- **Instructions for the task**:
Below is a set of records. Please retype every one exactly.

- **Exercise data**:
/---

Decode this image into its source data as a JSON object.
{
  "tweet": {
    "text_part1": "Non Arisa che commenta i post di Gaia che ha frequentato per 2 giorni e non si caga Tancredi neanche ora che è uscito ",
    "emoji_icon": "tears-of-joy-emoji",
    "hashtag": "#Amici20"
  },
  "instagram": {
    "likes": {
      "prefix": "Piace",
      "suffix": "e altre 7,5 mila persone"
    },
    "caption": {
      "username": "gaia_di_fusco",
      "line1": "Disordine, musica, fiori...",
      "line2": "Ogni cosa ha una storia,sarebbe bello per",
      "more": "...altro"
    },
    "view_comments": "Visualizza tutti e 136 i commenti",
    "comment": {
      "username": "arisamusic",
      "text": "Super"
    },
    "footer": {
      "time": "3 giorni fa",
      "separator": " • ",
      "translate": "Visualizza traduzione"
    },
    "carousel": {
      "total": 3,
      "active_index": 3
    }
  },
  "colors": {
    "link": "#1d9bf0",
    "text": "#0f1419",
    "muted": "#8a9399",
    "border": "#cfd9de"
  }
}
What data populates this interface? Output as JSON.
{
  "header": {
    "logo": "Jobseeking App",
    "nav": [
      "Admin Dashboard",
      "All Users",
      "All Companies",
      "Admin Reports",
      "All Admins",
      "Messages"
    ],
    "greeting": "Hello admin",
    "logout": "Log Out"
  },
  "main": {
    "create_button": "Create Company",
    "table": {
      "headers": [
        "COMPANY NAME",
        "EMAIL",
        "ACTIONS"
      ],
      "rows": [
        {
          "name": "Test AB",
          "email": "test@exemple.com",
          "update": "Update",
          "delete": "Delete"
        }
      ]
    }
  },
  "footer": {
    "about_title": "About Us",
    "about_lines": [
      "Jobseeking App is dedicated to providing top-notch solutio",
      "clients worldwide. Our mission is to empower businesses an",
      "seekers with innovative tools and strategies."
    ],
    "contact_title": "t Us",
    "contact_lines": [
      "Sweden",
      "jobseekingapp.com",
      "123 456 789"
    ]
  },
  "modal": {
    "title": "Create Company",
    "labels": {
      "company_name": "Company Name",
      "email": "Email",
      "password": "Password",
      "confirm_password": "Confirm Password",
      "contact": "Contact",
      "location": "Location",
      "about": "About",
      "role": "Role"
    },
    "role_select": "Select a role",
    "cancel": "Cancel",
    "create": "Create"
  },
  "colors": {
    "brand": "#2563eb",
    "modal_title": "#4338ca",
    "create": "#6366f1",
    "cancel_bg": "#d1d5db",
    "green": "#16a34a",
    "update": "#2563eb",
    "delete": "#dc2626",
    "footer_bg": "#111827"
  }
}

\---

- **Answer to this exercise**:
Decode this image into its source data as a JSON object.
{
  "tweet": {
    "text_part1": "Non Arisa che commenta i post di Gaia che ha frequentato per 2 giorni e non si caga Tancredi neanche ora che è uscito ",
    "emoji_icon": "tears-of-joy-emoji",
    "hashtag": "#Amici20"
  },
  "instagram": {
    "likes": {
      "prefix": "Piace",
      "suffix": "e altre 7,5 mila persone"
    },
    "caption": {
      "username": "gaia_di_fusco",
      "line1": "Disordine, musica, fiori...",
      "line2": "Ogni cosa ha una storia,sarebbe bello per",
      "more": "...altro"
    },
    "view_comments": "Visualizza tutti e 136 i commenti",
    "comment": {
      "username": "arisamusic",
      "text": "Super"
    },
    "footer": {
      "time": "3 giorni fa",
      "separator": " • ",
      "translate": "Visualizza traduzione"
    },
    "carousel": {
      "total": 3,
      "active_index": 3
    }
  },
  "colors": {
    "link": "#1d9bf0",
    "text": "#0f1419",
    "muted": "#8a9399",
    "border": "#cfd9de"
  }
}
What data populates this interface? Output as JSON.
{
  "header": {
    "logo": "Jobseeking App",
    "nav": [
      "Admin Dashboard",
      "All Users",
      "All Companies",
      "Admin Reports",
      "All Admins",
      "Messages"
    ],
    "greeting": "Hello admin",
    "logout": "Log Out"
  },
  "main": {
    "create_button": "Create Company",
    "table": {
      "headers": [
        "COMPANY NAME",
        "EMAIL",
        "ACTIONS"
      ],
      "rows": [
        {
          "name": "Test AB",
          "email": "test@exemple.com",
          "update": "Update",
          "delete": "Delete"
        }
      ]
    }
  },
  "footer": {
    "about_title": "About Us",
    "about_lines": [
      "Jobseeking App is dedicated to providing top-notch solutio",
      "clients worldwide. Our mission is to empower businesses an",
      "seekers with innovative tools and strategies."
    ],
    "contact_title": "t Us",
    "contact_lines": [
      "Sweden",
      "jobseekingapp.com",
      "123 456 789"
    ]
  },
  "modal": {
    "title": "Create Company",
    "labels": {
      "company_name": "Company Name",
      "email": "Email",
      "password": "Password",
      "confirm_password": "Confirm Password",
      "contact": "Contact",
      "location": "Location",
      "about": "About",
      "role": "Role"
    },
    "role_select": "Select a role",
    "cancel": "Cancel",
    "create": "Create"
  },
  "colors": {
    "brand": "#2563eb",
    "modal_title": "#4338ca",
    "create": "#6366f1",
    "cancel_bg": "#d1d5db",
    "green": "#16a34a",
    "update": "#2563eb",
    "delete": "#dc2626",
    "footer_bg": "#111827"
  }
}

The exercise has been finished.